Linus Pauling and the Structure of Proteins: A Documentary History Narrative  
Home | Search | All Documents and Media | Linus Pauling Day-By-Day
A Star
<  42  >

Almost three months would pass before Pauling finally received a passport and made it to Europe. He was received to great acclaim as Honorary President of the Paris International Biochemical Congress, where his new combined status as scientific star and political dissident drew crowds of fans. He reviewed his ideas about protein structure before an overflow audience, then held court in his hotel suite with Ava Helen, where they received a stream of well-wishers.

By now it was becoming clearer that some of his and Corey's ideas about structures other than the alpha helix and pleated sheets were in serious trouble. Rather than knuckle down to the painstaking work required to prove his critics wrong (a difficult task because they were not) Pauling's restless mind began casting about for new challenges.

In France, one appeared before him: a long chain of nucleic acids with a long scientific name. Everyone called it by its shortened form, DNA. It was an important molecule in the body. A few British researchers had been nosing about it; Alexander Todd, for instance, had written Pauling back in May "I hope you are getting interested in the macromolecular structure of the nucleic acids." Pauling knew enough about structures like DNA to know that the fibers could provide readable x-ray pictures. Corey, while in England in May, had seen some fine examples in the laboratory of a researcher named Rosalind Franklin. DNA was composed of a few repeating subunits called nucleotides. It looked like a solvable structure, and Pauling figured that sooner or later he would be the one to solve it.

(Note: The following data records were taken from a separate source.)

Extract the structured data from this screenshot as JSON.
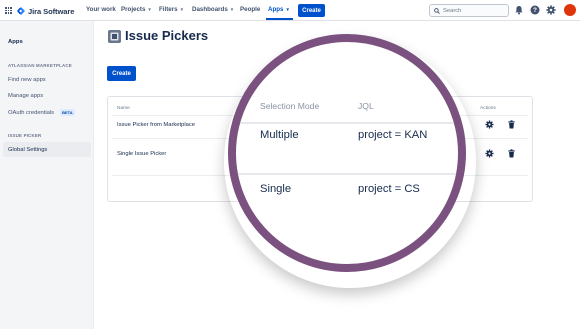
{
  "topnav": {
    "product_name": "Jira Software",
    "items": [
      {
        "label": "Your work",
        "has_chevron": false
      },
      {
        "label": "Projects",
        "has_chevron": true
      },
      {
        "label": "Filters",
        "has_chevron": true
      },
      {
        "label": "Dashboards",
        "has_chevron": true
      },
      {
        "label": "People",
        "has_chevron": false
      },
      {
        "label": "Apps",
        "has_chevron": true,
        "active": true
      }
    ],
    "create_label": "Create",
    "search_placeholder": "Search",
    "icons": [
      "notification-icon",
      "help-icon",
      "settings-icon",
      "avatar"
    ]
  },
  "sidebar": {
    "heading": "Apps",
    "section_marketplace": "ATLASSIAN MARKETPLACE",
    "items": [
      {
        "label": "Find new apps"
      },
      {
        "label": "Manage apps"
      },
      {
        "label": "OAuth credentials",
        "badge": "BETA"
      }
    ],
    "section_issue_picker": "ISSUE PICKER",
    "active_item": "Global Settings"
  },
  "main": {
    "title": "Issue Pickers",
    "create_label": "Create",
    "table": {
      "headers": {
        "name": "Name",
        "actions": "Actions"
      },
      "rows": [
        {
          "name": "Issue Picker from Marketplace"
        },
        {
          "name": "Single Issue Picker"
        }
      ]
    }
  },
  "magnifier": {
    "headers": {
      "mode": "Selection Mode",
      "jql": "JQL"
    },
    "rows": [
      {
        "mode": "Multiple",
        "jql": "project = KAN"
      },
      {
        "mode": "Single",
        "jql": "project = CS"
      }
    ]
  },
  "colors": {
    "brand_blue": "#0052cc",
    "magnifier_ring": "#7b517f",
    "avatar": "#de350b"
  }
}
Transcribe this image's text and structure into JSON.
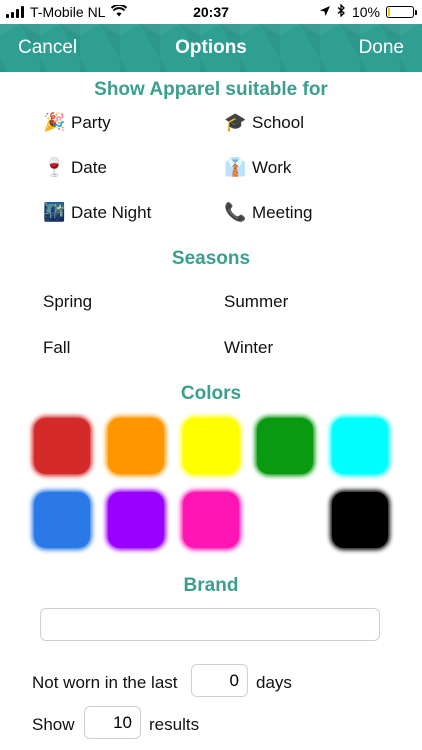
{
  "status": {
    "carrier": "T-Mobile NL",
    "time": "20:37",
    "battery": "10%",
    "battery_level": 0.1
  },
  "nav": {
    "cancel": "Cancel",
    "title": "Options",
    "done": "Done"
  },
  "occasions": {
    "title": "Show Apparel suitable for",
    "items": [
      {
        "label": "Party",
        "icon": "🎉"
      },
      {
        "label": "School",
        "icon": "🎓"
      },
      {
        "label": "Date",
        "icon": "🍷"
      },
      {
        "label": "Work",
        "icon": "👔"
      },
      {
        "label": "Date Night",
        "icon": "🌃"
      },
      {
        "label": "Meeting",
        "icon": "📞"
      }
    ]
  },
  "seasons": {
    "title": "Seasons",
    "items": [
      "Spring",
      "Summer",
      "Fall",
      "Winter"
    ]
  },
  "colors": {
    "title": "Colors",
    "swatches": [
      {
        "name": "red",
        "hex": "#d42a2a"
      },
      {
        "name": "orange",
        "hex": "#ff9600"
      },
      {
        "name": "yellow",
        "hex": "#ffff00"
      },
      {
        "name": "green",
        "hex": "#0a9a12"
      },
      {
        "name": "cyan",
        "hex": "#00ffff"
      },
      {
        "name": "blue",
        "hex": "#2a79e6"
      },
      {
        "name": "purple",
        "hex": "#9a00ff"
      },
      {
        "name": "magenta",
        "hex": "#ff14b4"
      },
      {
        "name": "white",
        "hex": "#ffffff"
      },
      {
        "name": "black",
        "hex": "#000000"
      }
    ]
  },
  "brand": {
    "title": "Brand",
    "value": ""
  },
  "filters": {
    "not_worn_prefix": "Not worn in the last",
    "not_worn_value": "0",
    "not_worn_suffix": "days",
    "show_prefix": "Show",
    "show_value": "10",
    "show_suffix": "results"
  }
}
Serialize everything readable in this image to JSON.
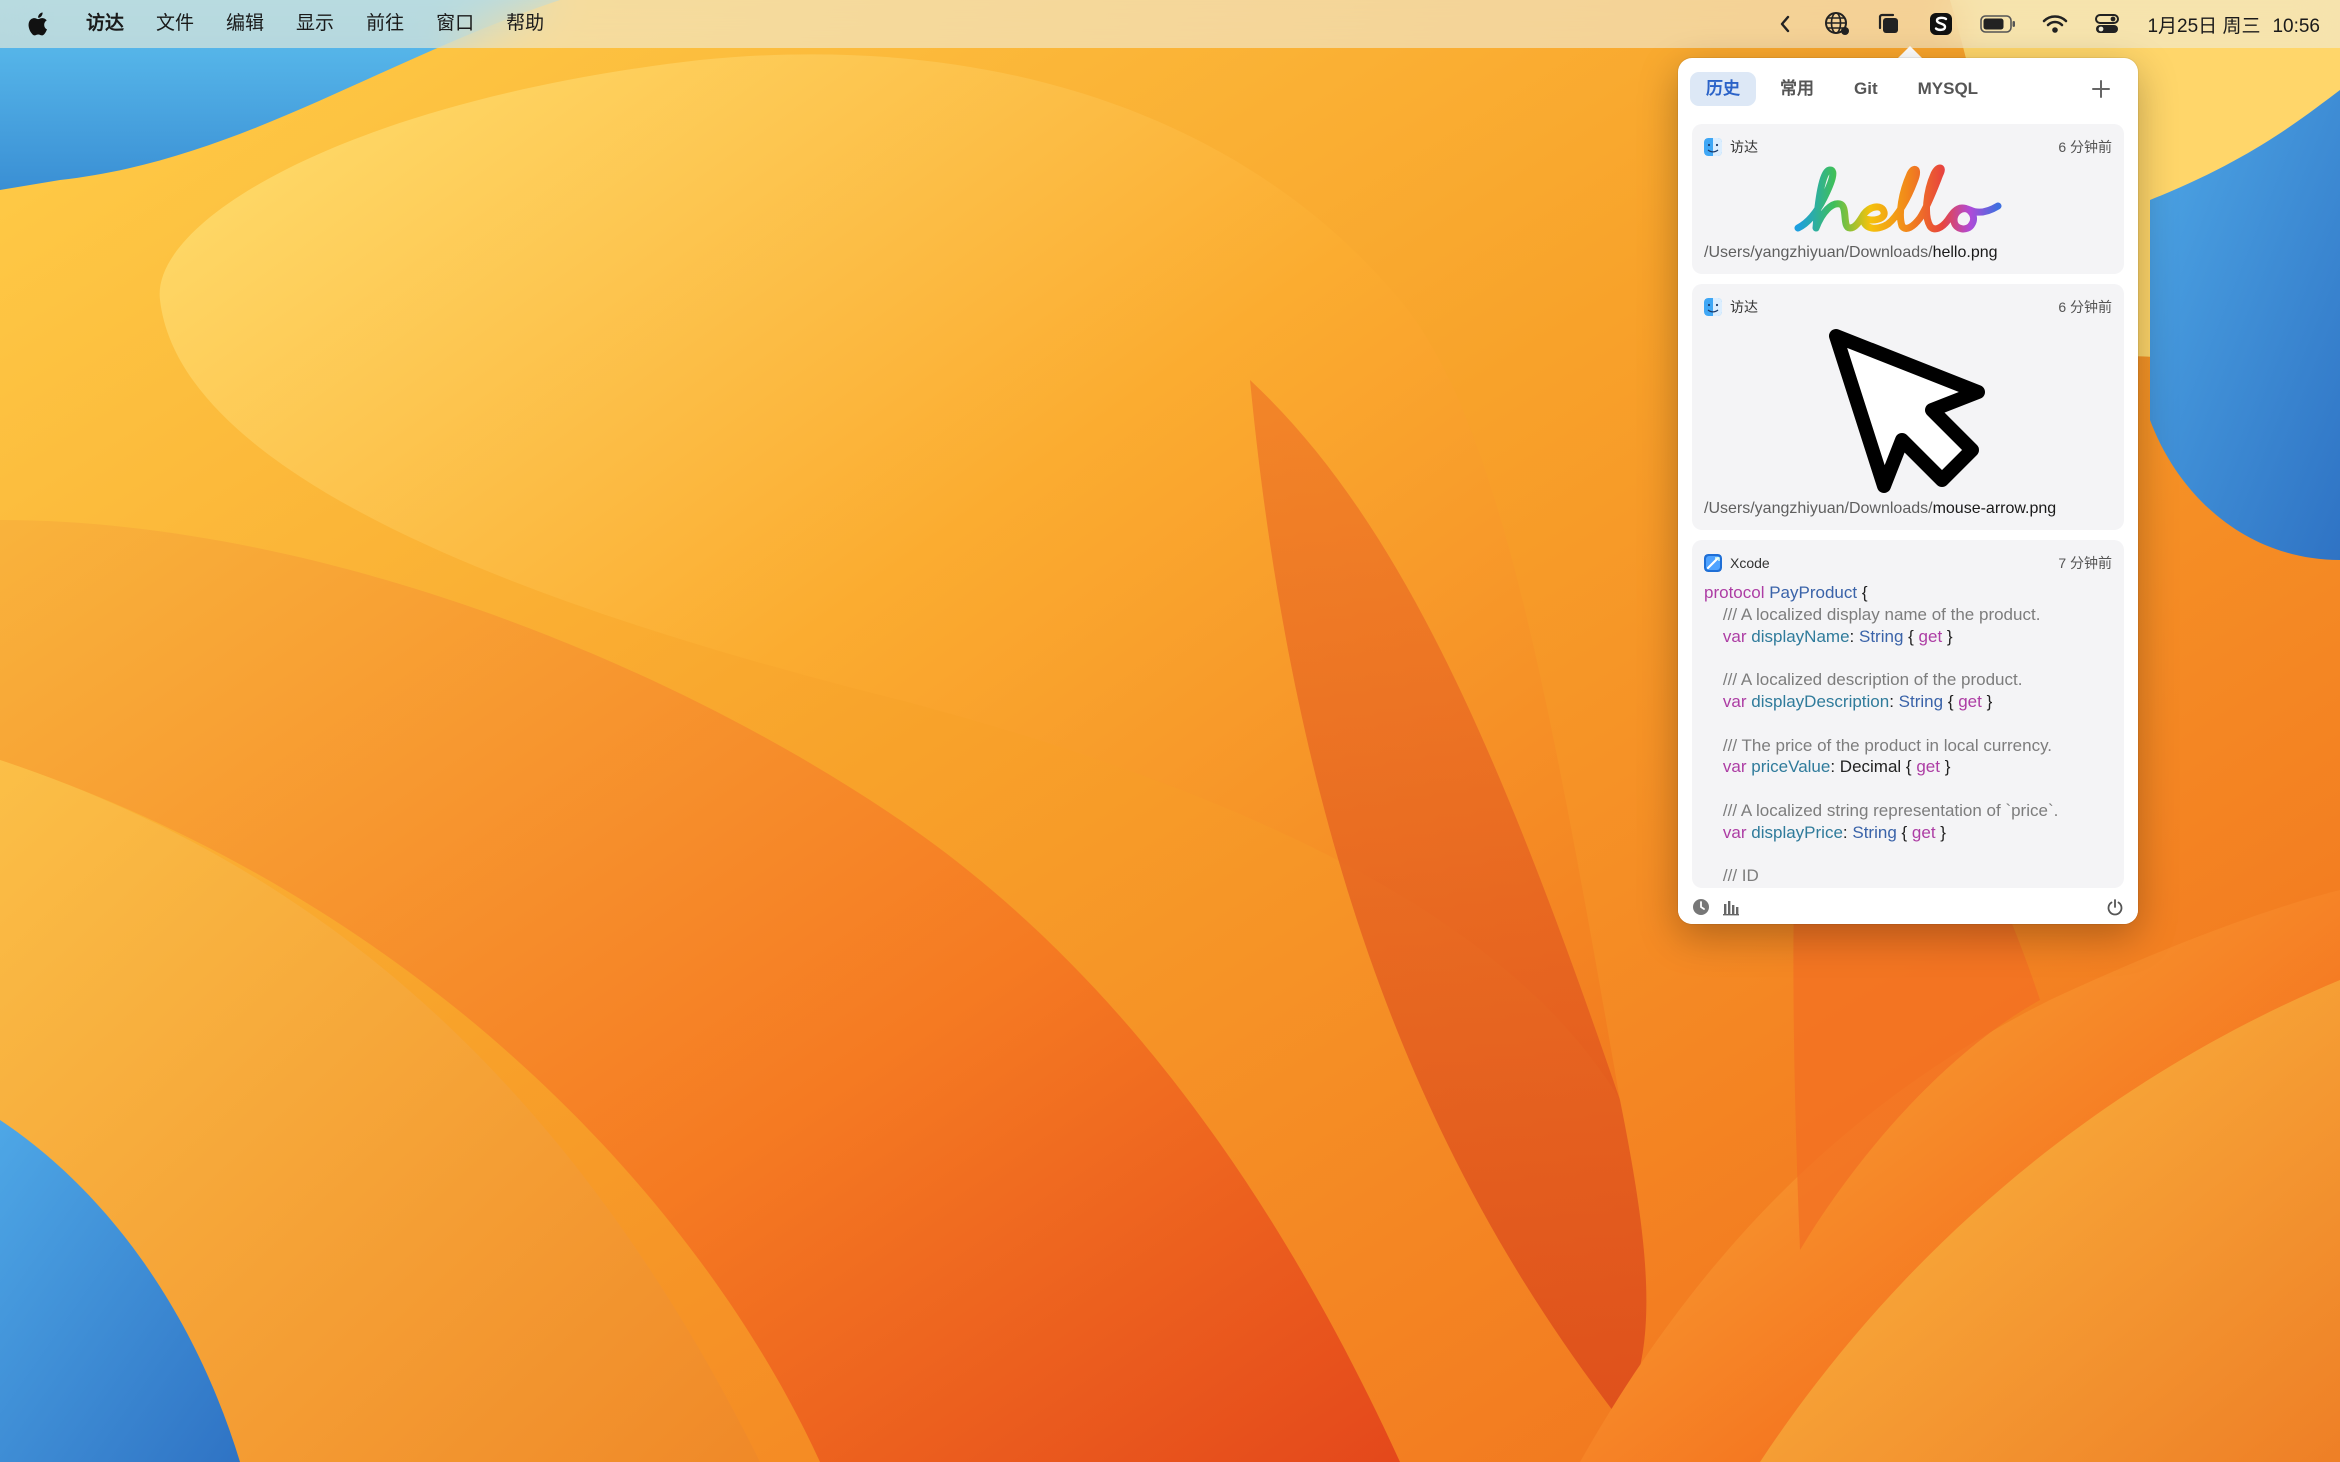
{
  "menubar": {
    "app_name": "访达",
    "menus": [
      "文件",
      "编辑",
      "显示",
      "前往",
      "窗口",
      "帮助"
    ],
    "clock": {
      "date": "1月25日 周三",
      "time": "10:56"
    },
    "status_icons": [
      "chevron-left-icon",
      "globe-icon",
      "clipboard-icon",
      "s-app-icon",
      "battery-icon",
      "wifi-icon",
      "control-center-icon"
    ]
  },
  "panel": {
    "tabs": [
      "历史",
      "常用",
      "Git",
      "MYSQL"
    ],
    "active_tab": "历史",
    "add_icon": "plus-icon",
    "items": [
      {
        "app": "访达",
        "time": "6 分钟前",
        "path_prefix": "/Users/yangzhiyuan/Downloads/",
        "filename": "hello.png",
        "preview_text": "hello"
      },
      {
        "app": "访达",
        "time": "6 分钟前",
        "path_prefix": "/Users/yangzhiyuan/Downloads/",
        "filename": "mouse-arrow.png"
      },
      {
        "app": "Xcode",
        "time": "7 分钟前",
        "code": [
          {
            "kw": "protocol",
            "type": "PayProduct",
            "rest": " {"
          },
          {
            "comment": "    /// A localized display name of the product."
          },
          {
            "indent": "    ",
            "kw": "var",
            "prop": "displayName",
            "colon": ": ",
            "type": "String",
            "open": " { ",
            "get": "get",
            "close": " }"
          },
          {
            "comment": ""
          },
          {
            "comment": "    /// A localized description of the product."
          },
          {
            "indent": "    ",
            "kw": "var",
            "prop": "displayDescription",
            "colon": ": ",
            "type": "String",
            "open": " { ",
            "get": "get",
            "close": " }"
          },
          {
            "comment": ""
          },
          {
            "comment": "    /// The price of the product in local currency."
          },
          {
            "indent": "    ",
            "kw": "var",
            "prop": "priceValue",
            "colon": ": ",
            "plain": "Decimal",
            "open": " { ",
            "get": "get",
            "close": " }"
          },
          {
            "comment": ""
          },
          {
            "comment": "    /// A localized string representation of `price`."
          },
          {
            "indent": "    ",
            "kw": "var",
            "prop": "displayPrice",
            "colon": ": ",
            "type": "String",
            "open": " { ",
            "get": "get",
            "close": " }"
          },
          {
            "comment": ""
          },
          {
            "comment": "    /// ID"
          }
        ]
      }
    ],
    "footer_icons": [
      "history-clock-icon",
      "stats-bars-icon",
      "power-icon"
    ]
  }
}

While in France in the summer of 1952, however, he became a lot more interested in attacking it quickly. About a week after the Paris Congress Pauling attended a meeting at an old French abbey devoted to studies of an interesting group of bacteria-infecting viruses called phage. There he heard important new evidence that DNA was more than just another molecular structure to solve. Two American scientists named Hershey and Chase presented data that showed that it was likely the stuff of genetics, the molecular source of heredity. From that point on, Pauling's focus shifted away from proteins and toward DNA. He began considering how to approach the problem. The way to solve DNA, he told a group at the French abbey, probably was the same way he had cracked the alpha helix: use precise x-ray work to map the structures of its nucleotide building blocks, as Corey had done with amino acids. Find out exactly how they connected to one another. Then make a model of the most likely long-chain structures that the building blocks would form.

Among those listening was a tall, gawky young American postdoctoral student named James Watson.

Previous Page Next Page

See Also: Pauling Diary: "France and England 1952 / Also Toronto." 1952. 
See Also: "The Forces Operating between Polypeptide Chains." August 6 - 8, 1952. 

Click images to enlarge 

Page 1
Pauling's annotated program from the International Congress of Biochemistry, Paris, France. July 26, 1952.

Page 1
Commemorative dinner menu. International Congress of Biochemistry, Paris, France. July 26, 1952.

"Polypeptide Configuration Conference...Jim Watson will arrive before March & stay. Invite him, but no money."

Linus Pauling
August 1952
Home | Search | All Documents and Media | Linus Pauling Day-By-Day